* _ASSIGNED TASK_
Every record that follows should be printed verbatim.

DATA RECORDS below:

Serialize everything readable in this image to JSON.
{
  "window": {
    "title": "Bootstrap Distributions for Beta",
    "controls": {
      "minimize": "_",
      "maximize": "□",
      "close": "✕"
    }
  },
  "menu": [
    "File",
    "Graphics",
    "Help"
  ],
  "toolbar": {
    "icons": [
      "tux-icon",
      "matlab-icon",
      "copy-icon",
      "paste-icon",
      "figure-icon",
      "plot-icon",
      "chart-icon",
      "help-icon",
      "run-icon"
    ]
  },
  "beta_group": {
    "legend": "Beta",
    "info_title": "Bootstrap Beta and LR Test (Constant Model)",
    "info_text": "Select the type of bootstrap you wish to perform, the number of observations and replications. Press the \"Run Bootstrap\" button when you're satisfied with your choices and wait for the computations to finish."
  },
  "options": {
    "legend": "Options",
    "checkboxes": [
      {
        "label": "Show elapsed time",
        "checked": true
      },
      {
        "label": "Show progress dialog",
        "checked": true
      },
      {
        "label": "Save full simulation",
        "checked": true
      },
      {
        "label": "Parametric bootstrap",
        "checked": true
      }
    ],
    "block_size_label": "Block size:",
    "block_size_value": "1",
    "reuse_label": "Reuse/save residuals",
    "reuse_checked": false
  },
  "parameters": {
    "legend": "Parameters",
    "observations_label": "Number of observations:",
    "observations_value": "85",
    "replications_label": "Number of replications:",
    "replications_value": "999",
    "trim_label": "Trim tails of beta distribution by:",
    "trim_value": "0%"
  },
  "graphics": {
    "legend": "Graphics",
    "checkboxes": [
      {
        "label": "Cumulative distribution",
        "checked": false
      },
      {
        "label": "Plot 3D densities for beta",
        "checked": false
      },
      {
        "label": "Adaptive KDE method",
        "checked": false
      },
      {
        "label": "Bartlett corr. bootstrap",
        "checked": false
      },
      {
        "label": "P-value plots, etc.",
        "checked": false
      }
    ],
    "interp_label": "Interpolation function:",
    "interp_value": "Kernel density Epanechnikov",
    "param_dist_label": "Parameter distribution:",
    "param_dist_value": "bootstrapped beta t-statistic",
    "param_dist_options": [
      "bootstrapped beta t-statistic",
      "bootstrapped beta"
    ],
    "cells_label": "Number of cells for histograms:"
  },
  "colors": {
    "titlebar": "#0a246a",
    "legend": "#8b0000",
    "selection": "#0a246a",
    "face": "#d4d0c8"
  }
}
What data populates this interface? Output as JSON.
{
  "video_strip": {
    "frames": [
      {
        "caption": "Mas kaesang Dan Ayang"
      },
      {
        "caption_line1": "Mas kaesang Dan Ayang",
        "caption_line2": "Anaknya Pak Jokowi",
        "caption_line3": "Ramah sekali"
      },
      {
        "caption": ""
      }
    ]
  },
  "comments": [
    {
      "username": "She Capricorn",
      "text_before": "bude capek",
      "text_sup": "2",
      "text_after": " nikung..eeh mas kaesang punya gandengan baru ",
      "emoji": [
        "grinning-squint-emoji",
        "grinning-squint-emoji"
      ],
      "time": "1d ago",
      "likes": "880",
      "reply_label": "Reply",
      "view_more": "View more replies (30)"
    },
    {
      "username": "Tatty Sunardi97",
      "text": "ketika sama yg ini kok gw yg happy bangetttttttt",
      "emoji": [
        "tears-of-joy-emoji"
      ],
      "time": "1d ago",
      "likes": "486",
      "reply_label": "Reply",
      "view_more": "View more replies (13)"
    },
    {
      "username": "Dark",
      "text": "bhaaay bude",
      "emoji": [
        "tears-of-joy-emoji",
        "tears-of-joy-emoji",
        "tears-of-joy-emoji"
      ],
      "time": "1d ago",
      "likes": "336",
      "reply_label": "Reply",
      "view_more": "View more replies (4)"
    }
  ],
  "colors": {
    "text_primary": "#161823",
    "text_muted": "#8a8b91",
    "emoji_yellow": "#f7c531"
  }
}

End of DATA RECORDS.

* _RESPONSE BOX_
Serialize everything readable in this image to JSON.
{
  "window": {
    "title": "Bootstrap Distributions for Beta",
    "controls": {
      "minimize": "_",
      "maximize": "□",
      "close": "✕"
    }
  },
  "menu": [
    "File",
    "Graphics",
    "Help"
  ],
  "toolbar": {
    "icons": [
      "tux-icon",
      "matlab-icon",
      "copy-icon",
      "paste-icon",
      "figure-icon",
      "plot-icon",
      "chart-icon",
      "help-icon",
      "run-icon"
    ]
  },
  "beta_group": {
    "legend": "Beta",
    "info_title": "Bootstrap Beta and LR Test (Constant Model)",
    "info_text": "Select the type of bootstrap you wish to perform, the number of observations and replications. Press the \"Run Bootstrap\" button when you're satisfied with your choices and wait for the computations to finish."
  },
  "options": {
    "legend": "Options",
    "checkboxes": [
      {
        "label": "Show elapsed time",
        "checked": true
      },
      {
        "label": "Show progress dialog",
        "checked": true
      },
      {
        "label": "Save full simulation",
        "checked": true
      },
      {
        "label": "Parametric bootstrap",
        "checked": true
      }
    ],
    "block_size_label": "Block size:",
    "block_size_value": "1",
    "reuse_label": "Reuse/save residuals",
    "reuse_checked": false
  },
  "parameters": {
    "legend": "Parameters",
    "observations_label": "Number of observations:",
    "observations_value": "85",
    "replications_label": "Number of replications:",
    "replications_value": "999",
    "trim_label": "Trim tails of beta distribution by:",
    "trim_value": "0%"
  },
  "graphics": {
    "legend": "Graphics",
    "checkboxes": [
      {
        "label": "Cumulative distribution",
        "checked": false
      },
      {
        "label": "Plot 3D densities for beta",
        "checked": false
      },
      {
        "label": "Adaptive KDE method",
        "checked": false
      },
      {
        "label": "Bartlett corr. bootstrap",
        "checked": false
      },
      {
        "label": "P-value plots, etc.",
        "checked": false
      }
    ],
    "interp_label": "Interpolation function:",
    "interp_value": "Kernel density Epanechnikov",
    "param_dist_label": "Parameter distribution:",
    "param_dist_value": "bootstrapped beta t-statistic",
    "param_dist_options": [
      "bootstrapped beta t-statistic",
      "bootstrapped beta"
    ],
    "cells_label": "Number of cells for histograms:"
  },
  "colors": {
    "titlebar": "#0a246a",
    "legend": "#8b0000",
    "selection": "#0a246a",
    "face": "#d4d0c8"
  }
}
What data populates this interface? Output as JSON.
{
  "video_strip": {
    "frames": [
      {
        "caption": "Mas kaesang Dan Ayang"
      },
      {
        "caption_line1": "Mas kaesang Dan Ayang",
        "caption_line2": "Anaknya Pak Jokowi",
        "caption_line3": "Ramah sekali"
      },
      {
        "caption": ""
      }
    ]
  },
  "comments": [
    {
      "username": "She Capricorn",
      "text_before": "bude capek",
      "text_sup": "2",
      "text_after": " nikung..eeh mas kaesang punya gandengan baru ",
      "emoji": [
        "grinning-squint-emoji",
        "grinning-squint-emoji"
      ],
      "time": "1d ago",
      "likes": "880",
      "reply_label": "Reply",
      "view_more": "View more replies (30)"
    },
    {
      "username": "Tatty Sunardi97",
      "text": "ketika sama yg ini kok gw yg happy bangetttttttt",
      "emoji": [
        "tears-of-joy-emoji"
      ],
      "time": "1d ago",
      "likes": "486",
      "reply_label": "Reply",
      "view_more": "View more replies (13)"
    },
    {
      "username": "Dark",
      "text": "bhaaay bude",
      "emoji": [
        "tears-of-joy-emoji",
        "tears-of-joy-emoji",
        "tears-of-joy-emoji"
      ],
      "time": "1d ago",
      "likes": "336",
      "reply_label": "Reply",
      "view_more": "View more replies (4)"
    }
  ],
  "colors": {
    "text_primary": "#161823",
    "text_muted": "#8a8b91",
    "emoji_yellow": "#f7c531"
  }
}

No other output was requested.